Do you ever feel like there’s never enough time in the day? Time management and laser-like task focus are keys to getting things done, but there’s more. A reader recently pointed me to a peak productivity article that discussed a number of ways to get more stuff done. I reflected upon these tips and my own perspectives are below.
Easier said than done but I get the idea. Productivity guru Tim Ferriss encourages this to be more productive: “Don’t check your email or anything else that is going to dictate your behavior.” Most of us get up, rush to email or race to something. Tim argues that is exactly the I’m already feeling behind behaviour we should strive to cut out. Instead, experts like Tim suggest having a few pre-defined goals each morning, and that literally means a few goals – and focus on those. In my life, this is something I already try and do although certainly some days are better than others. Stop reacting brings me to the next secret of getting things done – do the things that matter.
Decide on three things that matter today
In the article I read, there was a reminder that all tasks are not created equal. How true. Productivity experts tell us work can be sub-divided into two fundamental types of work: shallow and deep. Shallow work is the small stuff like email and some day-to-day meetings. These are things that do not typically leverage very much talent or skill. Deep work pushes your boundaries and delivers real value. It also improves your skills over time. Over time, focusing on “deep work” will deliver more job/task satisfaction and results. In my work life, there is plenty of shallow work to go around but there are also pockets of enjoyable deep work. As I age, I’ve recognized the workplace won’t always deliver what I need – that deep work – this is part of the why I started and continue to run this blog.
Use some “magic” hours for your three things
Just like all tasks are not created equal, not all hours are created equal either. This means you need to determine and capitalize on your peak productivity hours to get more things done. You can find your most productive hours by paying closer attention to your habits – a little self-assessment might be helpful. Ask yourself questions like:
- Am I a night owl?
- Am I a keener in the mornings?
- At what times of the day do I feel most energetic?
- At what times of the day do I feel most inspired?
By answering these questions, honestly, you can start becoming more time-sensitive to your tasks or new initiatives, focusing on the hours that maximize your potential. In my life, I actually have a couple of peak productivity hours – mid-morning and in the evening. I’m not a night owl per se but I do enjoy working on hobbies in the evening.

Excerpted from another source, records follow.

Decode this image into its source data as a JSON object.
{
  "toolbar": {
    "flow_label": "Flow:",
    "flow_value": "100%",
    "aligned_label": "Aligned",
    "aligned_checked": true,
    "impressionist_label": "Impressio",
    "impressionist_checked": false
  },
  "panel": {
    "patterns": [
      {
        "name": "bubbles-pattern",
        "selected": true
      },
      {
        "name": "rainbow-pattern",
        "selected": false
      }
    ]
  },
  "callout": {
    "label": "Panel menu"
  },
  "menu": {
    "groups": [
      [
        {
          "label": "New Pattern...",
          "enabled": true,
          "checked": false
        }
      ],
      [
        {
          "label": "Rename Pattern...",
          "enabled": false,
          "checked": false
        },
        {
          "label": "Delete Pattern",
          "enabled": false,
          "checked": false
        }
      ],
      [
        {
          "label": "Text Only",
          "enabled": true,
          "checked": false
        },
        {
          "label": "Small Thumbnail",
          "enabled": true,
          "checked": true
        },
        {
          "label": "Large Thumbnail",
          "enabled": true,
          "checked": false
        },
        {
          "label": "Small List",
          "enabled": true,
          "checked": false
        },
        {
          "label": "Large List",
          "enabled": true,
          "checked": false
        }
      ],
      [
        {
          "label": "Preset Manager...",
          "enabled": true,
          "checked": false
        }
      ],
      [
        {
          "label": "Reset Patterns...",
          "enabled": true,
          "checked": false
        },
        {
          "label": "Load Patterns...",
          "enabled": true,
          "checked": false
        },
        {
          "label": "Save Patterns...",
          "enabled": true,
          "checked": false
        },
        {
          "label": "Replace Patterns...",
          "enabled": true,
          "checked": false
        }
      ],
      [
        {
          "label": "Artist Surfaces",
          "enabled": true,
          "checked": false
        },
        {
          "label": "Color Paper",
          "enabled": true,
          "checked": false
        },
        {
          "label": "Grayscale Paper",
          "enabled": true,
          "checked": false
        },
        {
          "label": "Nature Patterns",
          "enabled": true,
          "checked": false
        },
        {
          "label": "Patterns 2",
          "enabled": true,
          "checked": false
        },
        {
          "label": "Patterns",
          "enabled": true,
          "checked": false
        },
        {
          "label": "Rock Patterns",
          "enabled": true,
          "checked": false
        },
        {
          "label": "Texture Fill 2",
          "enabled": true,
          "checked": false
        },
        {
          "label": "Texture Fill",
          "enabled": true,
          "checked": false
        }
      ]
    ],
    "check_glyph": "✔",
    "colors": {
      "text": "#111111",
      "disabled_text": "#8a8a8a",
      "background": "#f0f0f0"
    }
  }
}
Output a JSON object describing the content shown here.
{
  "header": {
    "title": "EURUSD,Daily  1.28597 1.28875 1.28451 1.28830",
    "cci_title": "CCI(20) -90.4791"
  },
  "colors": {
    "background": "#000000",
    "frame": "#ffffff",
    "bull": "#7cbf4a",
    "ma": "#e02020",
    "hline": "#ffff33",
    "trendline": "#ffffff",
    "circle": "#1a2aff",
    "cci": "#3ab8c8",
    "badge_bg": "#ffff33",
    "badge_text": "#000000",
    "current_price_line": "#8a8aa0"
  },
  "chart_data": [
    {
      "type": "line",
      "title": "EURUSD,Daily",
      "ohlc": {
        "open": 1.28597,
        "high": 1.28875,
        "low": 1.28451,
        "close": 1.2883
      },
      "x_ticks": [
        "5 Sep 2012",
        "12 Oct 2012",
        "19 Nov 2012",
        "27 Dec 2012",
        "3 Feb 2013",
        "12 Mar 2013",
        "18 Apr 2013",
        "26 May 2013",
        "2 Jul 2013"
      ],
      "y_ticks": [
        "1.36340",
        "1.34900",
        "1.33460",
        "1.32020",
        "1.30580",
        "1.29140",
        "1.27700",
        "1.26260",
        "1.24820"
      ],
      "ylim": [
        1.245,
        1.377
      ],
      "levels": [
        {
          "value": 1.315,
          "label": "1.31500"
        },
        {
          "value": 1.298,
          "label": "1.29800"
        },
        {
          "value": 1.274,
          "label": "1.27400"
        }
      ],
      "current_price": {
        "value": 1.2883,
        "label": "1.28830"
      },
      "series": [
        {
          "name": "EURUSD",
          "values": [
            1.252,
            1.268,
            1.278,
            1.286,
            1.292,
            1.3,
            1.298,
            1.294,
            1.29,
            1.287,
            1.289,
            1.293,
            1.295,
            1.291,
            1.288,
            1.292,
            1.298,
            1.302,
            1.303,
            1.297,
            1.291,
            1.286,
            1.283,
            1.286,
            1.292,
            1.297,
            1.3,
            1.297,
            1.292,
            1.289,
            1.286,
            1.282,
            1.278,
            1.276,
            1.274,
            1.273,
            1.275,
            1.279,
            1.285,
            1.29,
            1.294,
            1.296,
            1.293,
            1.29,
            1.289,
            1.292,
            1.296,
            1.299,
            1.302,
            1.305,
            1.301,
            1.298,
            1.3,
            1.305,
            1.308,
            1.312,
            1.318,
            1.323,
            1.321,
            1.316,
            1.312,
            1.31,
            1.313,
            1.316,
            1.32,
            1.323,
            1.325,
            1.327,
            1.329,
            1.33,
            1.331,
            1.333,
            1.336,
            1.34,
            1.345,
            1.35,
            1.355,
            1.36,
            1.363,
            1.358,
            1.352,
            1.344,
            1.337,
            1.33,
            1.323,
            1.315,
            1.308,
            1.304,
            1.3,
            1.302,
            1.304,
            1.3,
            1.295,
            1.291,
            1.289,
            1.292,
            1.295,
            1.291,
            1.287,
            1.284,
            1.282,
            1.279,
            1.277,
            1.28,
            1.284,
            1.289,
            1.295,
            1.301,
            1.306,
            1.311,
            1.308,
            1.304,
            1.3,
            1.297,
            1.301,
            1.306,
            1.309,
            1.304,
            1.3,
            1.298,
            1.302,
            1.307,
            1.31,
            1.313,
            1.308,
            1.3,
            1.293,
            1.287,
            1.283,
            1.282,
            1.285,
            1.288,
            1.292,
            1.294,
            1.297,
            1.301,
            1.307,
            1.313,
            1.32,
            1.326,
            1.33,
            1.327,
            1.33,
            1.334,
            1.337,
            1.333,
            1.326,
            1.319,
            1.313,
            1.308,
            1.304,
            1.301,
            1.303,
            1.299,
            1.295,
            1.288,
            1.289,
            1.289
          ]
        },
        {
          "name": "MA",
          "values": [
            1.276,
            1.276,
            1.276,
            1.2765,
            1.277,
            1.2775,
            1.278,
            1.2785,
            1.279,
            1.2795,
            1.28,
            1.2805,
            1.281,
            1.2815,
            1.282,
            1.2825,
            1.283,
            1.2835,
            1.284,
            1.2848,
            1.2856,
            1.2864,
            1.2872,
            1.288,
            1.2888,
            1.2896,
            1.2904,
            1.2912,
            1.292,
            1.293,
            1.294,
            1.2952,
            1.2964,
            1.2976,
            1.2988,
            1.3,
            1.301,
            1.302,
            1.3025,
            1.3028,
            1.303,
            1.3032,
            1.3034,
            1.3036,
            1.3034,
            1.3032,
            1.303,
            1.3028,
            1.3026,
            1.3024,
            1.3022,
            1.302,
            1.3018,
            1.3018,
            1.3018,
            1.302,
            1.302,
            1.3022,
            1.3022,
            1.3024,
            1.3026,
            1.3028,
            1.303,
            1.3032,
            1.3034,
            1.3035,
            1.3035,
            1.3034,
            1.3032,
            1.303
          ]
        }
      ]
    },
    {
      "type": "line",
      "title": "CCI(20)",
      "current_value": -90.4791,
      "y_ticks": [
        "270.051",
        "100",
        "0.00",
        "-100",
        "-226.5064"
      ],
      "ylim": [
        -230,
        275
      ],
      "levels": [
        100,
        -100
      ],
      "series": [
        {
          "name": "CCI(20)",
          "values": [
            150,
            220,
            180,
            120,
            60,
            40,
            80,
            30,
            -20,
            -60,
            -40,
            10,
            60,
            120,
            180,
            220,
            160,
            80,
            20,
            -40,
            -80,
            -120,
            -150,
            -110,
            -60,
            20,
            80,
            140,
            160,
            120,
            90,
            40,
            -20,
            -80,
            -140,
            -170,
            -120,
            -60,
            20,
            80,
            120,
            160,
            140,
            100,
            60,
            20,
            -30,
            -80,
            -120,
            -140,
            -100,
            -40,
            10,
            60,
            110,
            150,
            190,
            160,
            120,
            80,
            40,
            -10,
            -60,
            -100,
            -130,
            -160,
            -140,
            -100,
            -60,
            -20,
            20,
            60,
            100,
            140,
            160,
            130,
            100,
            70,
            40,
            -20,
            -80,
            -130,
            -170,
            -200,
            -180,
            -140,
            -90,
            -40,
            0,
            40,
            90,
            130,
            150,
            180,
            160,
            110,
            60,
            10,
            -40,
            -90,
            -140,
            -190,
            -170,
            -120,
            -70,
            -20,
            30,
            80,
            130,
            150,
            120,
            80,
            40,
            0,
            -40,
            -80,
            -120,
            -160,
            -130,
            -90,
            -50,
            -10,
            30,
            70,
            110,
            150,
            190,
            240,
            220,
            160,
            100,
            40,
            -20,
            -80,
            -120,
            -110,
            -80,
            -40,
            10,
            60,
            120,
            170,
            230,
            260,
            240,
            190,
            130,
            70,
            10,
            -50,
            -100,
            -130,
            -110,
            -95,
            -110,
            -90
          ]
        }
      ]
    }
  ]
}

Positive procrastination can be good!
Apparently procrastination can be a good thing. For example, if you know you can’t do the task right now, from fear, anxiety or do due other reasons, productivity experts tell us this can be a good thing – as long as it forces you to complete the next priority on your list. The big difference between productivity and just being busy is delivering value. Procrastination can be a positive influence in helping you keep your top commitments and deliver the goods. Instead of trying to do everything, productivity forces you to make decisions about how and where you spend your time. It ultimately means you know the difference between saying “yes” to everything and saying “no” or “not right now” to more things. I’ve read this is a trait of very successful people, and I’m learning to put more of this principle into my own work and personal life.
So there you have it, some top secrets from the productivity gurus to getting things done:
- Stop Reacting
- Decide on what matters today
- Use your “magic” hours
- Embrace positive procrastination
Now get moving people! 🙂
How many of these things do you do consistently today?
Anything you aspire to work on as part your personal and professional development?